EXERCISE PROMPT: Filter the entries that follow, copying every line in which the word "this" appears.

Data about app and page elements
=== Section Start ===
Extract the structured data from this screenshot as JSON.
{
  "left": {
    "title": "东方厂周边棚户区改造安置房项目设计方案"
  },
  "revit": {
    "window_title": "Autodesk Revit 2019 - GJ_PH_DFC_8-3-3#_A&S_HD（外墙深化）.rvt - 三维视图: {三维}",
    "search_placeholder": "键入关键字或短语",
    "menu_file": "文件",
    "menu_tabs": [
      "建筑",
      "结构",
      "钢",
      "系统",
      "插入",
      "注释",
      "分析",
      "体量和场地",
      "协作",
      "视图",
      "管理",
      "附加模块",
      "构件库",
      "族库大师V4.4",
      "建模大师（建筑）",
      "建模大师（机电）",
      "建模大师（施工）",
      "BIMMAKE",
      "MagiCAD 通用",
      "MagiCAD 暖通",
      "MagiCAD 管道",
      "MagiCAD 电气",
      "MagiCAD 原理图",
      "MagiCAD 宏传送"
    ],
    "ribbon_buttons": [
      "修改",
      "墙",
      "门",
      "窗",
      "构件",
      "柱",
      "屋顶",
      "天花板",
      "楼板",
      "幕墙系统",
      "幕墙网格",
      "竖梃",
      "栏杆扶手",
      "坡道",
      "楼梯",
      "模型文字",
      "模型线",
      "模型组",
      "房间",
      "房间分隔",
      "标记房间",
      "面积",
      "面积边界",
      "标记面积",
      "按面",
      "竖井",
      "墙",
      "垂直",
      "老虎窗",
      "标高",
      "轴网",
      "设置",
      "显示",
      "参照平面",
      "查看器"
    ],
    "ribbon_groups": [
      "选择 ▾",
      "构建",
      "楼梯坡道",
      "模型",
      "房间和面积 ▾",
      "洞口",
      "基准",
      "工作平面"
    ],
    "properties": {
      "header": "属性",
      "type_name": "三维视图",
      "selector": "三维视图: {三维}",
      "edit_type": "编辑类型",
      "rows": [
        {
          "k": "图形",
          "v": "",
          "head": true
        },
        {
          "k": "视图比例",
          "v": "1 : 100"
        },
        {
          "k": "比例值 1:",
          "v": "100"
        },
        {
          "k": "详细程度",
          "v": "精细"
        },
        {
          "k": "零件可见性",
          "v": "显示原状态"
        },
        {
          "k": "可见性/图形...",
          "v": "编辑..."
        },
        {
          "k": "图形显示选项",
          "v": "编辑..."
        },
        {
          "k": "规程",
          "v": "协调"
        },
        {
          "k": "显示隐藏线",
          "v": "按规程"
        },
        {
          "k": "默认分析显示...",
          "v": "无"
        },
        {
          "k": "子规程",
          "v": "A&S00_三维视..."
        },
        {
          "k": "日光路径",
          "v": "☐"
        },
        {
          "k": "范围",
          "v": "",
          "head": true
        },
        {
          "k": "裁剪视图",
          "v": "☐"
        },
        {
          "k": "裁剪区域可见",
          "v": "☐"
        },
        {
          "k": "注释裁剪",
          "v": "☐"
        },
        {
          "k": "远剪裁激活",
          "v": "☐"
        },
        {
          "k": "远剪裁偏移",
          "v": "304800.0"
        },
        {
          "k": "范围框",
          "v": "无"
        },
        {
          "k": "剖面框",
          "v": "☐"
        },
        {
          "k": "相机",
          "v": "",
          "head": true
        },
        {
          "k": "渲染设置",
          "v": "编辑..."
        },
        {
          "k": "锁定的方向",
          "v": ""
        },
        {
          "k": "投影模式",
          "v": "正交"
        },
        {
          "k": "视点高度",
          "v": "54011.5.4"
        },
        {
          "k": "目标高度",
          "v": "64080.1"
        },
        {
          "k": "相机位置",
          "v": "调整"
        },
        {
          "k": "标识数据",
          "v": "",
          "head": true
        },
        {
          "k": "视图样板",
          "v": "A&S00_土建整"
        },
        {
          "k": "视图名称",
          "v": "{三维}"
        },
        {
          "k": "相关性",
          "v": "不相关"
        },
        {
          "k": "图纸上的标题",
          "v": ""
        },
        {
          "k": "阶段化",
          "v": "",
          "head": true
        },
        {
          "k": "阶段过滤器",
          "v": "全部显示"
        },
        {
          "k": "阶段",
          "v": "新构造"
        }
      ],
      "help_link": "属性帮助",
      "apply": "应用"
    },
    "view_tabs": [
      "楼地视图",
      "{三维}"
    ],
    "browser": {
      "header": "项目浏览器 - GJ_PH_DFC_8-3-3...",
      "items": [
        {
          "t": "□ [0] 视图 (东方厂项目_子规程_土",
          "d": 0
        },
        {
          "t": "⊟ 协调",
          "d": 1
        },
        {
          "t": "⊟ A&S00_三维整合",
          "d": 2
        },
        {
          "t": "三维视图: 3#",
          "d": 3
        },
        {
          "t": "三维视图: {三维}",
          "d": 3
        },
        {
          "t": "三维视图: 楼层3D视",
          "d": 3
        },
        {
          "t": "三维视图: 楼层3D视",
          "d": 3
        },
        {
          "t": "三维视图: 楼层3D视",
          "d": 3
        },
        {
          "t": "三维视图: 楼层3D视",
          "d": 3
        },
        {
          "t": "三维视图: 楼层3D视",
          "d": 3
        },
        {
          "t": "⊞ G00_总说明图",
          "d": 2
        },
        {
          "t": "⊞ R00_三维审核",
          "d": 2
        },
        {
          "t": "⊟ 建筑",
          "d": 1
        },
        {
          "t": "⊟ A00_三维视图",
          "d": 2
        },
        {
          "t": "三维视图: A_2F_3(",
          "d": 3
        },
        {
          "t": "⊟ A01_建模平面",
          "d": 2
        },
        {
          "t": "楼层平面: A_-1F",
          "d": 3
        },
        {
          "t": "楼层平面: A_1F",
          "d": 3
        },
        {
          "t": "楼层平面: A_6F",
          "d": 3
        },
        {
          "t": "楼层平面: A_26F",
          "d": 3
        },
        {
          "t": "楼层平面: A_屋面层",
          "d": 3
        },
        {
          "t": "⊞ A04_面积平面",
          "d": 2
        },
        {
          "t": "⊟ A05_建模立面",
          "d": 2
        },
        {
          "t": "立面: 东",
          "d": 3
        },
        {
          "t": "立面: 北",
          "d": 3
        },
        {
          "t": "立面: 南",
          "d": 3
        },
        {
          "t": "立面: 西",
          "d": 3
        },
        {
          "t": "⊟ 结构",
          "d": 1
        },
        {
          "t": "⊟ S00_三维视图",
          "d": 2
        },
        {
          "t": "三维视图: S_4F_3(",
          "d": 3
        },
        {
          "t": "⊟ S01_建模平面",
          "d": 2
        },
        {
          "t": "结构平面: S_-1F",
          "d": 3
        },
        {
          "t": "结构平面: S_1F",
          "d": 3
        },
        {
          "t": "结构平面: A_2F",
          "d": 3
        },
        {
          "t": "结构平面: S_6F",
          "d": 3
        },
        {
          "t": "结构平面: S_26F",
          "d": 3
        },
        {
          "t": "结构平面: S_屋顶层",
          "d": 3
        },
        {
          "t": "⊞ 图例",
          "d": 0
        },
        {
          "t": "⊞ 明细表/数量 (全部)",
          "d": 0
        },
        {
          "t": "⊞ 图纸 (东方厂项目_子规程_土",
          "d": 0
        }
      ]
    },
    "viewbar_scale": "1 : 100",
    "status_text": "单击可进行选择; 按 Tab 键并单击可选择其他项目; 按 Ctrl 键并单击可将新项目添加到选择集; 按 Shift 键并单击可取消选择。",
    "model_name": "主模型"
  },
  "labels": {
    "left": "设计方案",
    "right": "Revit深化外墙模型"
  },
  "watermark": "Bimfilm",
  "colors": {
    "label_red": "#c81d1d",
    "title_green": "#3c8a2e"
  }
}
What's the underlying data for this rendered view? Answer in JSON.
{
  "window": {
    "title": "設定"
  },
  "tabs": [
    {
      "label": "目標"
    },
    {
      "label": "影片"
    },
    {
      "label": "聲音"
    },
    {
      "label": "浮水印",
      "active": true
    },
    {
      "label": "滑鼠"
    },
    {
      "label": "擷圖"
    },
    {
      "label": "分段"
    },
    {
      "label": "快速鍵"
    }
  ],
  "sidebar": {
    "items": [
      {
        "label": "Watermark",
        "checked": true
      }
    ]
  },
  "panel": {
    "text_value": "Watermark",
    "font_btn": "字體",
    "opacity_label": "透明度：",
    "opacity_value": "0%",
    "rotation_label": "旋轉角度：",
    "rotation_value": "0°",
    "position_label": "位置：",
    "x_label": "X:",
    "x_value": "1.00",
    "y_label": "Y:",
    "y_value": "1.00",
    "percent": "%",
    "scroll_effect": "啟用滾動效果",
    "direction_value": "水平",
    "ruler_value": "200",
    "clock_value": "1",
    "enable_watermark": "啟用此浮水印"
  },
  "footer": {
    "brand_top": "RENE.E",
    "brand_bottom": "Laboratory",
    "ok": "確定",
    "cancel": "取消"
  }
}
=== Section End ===
RESPONSE BOX:
Extract the structured data from this screenshot as JSON.
What's the underlying data for this rendered view? Answer in JSON.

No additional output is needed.